Nicolas Jaar

New York by-way-of Chile producer Nicolas Jaar took everybody by surprise in 2011 with Space is Only Noise, an amazingly poignant and minimal electronic effort, a record which still sounds effortless yet will ultimately become timeless. Jaar recently delivered the newest BBC Essential Mix for the British radio program, and to say that it's essential would be redundant but it shouldn't lose its meaning; this mix is amazing. Don't mind the *NSYNC track; Jaar even manages to make the boy band cool again. Everyone from Aphex Twin to Feist, to Marvin Gaye and Jay-Z are included on the mix, so you know Jaar's influences don't side with a specific era or genre. Stream or download the entire show below, and head over HERE to read the entire tracklist.

 

Our third-annual album cover art feature uses interviews with artists and musicians to highlight the philosophical, thematic, and conceptual significance of great album cover artwork. THE BREAKDOWN    12 Collage + 14 Digital Illustration, Drawing, Design + 19 Illustration, Painting, Drawing + 8 Black And White Photography + 22 Color Photography + 6 Deluxe Packaging + 10 Fashion, Sculpture, Installation _____________________________    91 Album Covers For 2011 Best Of 2011 Album Cover Art

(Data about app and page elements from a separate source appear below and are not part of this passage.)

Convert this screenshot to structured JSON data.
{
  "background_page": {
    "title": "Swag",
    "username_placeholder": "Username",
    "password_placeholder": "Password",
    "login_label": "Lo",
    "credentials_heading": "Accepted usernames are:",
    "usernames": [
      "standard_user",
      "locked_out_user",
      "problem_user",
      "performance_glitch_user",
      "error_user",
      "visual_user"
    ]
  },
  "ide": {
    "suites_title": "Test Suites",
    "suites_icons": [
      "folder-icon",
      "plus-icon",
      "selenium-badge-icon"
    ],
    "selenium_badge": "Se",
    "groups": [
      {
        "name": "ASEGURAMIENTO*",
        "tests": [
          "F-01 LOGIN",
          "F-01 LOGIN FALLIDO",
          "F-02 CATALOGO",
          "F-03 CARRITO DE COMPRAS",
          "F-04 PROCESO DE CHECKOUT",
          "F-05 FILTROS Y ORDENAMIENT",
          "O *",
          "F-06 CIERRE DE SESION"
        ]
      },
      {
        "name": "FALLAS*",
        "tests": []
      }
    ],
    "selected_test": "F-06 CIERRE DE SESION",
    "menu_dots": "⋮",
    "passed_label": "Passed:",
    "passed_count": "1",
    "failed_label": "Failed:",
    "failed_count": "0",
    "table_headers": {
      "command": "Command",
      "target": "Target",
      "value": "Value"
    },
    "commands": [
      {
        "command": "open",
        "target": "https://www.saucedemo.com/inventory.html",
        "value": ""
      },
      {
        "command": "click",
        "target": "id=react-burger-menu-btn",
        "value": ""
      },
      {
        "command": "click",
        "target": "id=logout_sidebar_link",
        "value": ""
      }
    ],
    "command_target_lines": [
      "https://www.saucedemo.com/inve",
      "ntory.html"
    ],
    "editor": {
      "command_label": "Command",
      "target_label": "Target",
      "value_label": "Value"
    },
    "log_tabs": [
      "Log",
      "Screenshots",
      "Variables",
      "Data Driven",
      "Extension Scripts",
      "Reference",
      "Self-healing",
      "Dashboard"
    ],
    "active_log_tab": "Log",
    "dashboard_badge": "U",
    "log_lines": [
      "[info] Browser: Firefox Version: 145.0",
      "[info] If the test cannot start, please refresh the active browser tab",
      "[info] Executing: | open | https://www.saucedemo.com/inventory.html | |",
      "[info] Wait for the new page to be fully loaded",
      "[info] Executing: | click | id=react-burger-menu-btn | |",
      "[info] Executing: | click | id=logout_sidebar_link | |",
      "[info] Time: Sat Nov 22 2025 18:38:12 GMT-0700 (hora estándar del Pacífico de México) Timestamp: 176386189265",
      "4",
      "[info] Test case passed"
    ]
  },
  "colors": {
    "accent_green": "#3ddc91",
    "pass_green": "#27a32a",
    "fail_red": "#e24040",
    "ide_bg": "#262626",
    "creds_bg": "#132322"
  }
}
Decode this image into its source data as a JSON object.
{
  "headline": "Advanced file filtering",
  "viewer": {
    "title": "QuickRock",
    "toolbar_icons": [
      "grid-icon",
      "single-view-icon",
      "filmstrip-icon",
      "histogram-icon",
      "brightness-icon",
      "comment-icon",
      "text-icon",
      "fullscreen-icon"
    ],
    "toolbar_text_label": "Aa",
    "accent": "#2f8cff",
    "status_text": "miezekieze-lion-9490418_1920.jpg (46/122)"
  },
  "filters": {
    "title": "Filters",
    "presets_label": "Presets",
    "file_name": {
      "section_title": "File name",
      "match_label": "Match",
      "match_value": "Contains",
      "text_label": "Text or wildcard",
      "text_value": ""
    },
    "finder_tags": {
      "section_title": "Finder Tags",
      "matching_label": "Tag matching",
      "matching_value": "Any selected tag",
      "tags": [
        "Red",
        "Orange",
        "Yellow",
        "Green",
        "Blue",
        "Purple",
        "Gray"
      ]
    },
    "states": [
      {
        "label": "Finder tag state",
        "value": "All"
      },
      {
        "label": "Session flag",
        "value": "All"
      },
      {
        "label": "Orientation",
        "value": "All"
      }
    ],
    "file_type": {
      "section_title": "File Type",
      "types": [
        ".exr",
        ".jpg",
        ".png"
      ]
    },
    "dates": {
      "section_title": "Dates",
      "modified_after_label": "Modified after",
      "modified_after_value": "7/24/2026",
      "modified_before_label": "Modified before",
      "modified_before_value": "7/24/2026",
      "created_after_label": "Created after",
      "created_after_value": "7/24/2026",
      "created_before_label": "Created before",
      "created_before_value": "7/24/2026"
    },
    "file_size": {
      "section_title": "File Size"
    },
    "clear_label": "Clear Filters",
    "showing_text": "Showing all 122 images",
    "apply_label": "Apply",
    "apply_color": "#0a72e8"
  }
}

"Eery. Melancholic."
Dum Dum Girls - Only In Dreams
Art director Jeff Kleinsmith and photographer Shawn Brackbill capture the shadowy residue of an out-of-body experience.
QUOTES FROM: JEFF KLEINSMITH, ART DIRECTOR THEMES & CONCEPTS "Dee Dee from the band... had a very specific idea in mind, but I feel like it isn't my place to speak for her on this." CREATIVE PROCESS "There is a phenomenon called astral projection or astral travel which is the idea that there are two bodies - an astral body and a physical body, and there are some who believe that the astral body can travel outside of the physical one. There are some pretty famous photos depicting the astral body leaving the physical body, and Dee Dee wanted to make her own version with herself as the subject. Again, she would know better than I what this particular imagery means to her. Well, I LOVE the image. It is one of the most interesting images I've worked with in a long time. That's not exactly some high-minded insight, but it's how I feel about the image. Dee Dee never told me if it has personal meaning to her. I know she was going through some things, so it's possible that the image is directly related to that." THE EXTRAS "Tthe only thing to mention is the silver foil stamp on the front and back and maybe the old-style packaging. I'm referring to when LPs were first made, they were actually raw cardboard which was cover by a thin printed paper skin -- as opposed to printing directly on the cardboard. Most modern packaging is done this way, and this piece was done in the old style. Also, there is a 22" x 22" foldout poster inside along with a snazzy CD dust sleeve." Record Label Sub Pop Records The Artists Art Direction & Design - Dee Dee & Jeff Kleinsmith Photography - Shawn Brackbill Mediums & Materials Photography, Postcard, Computers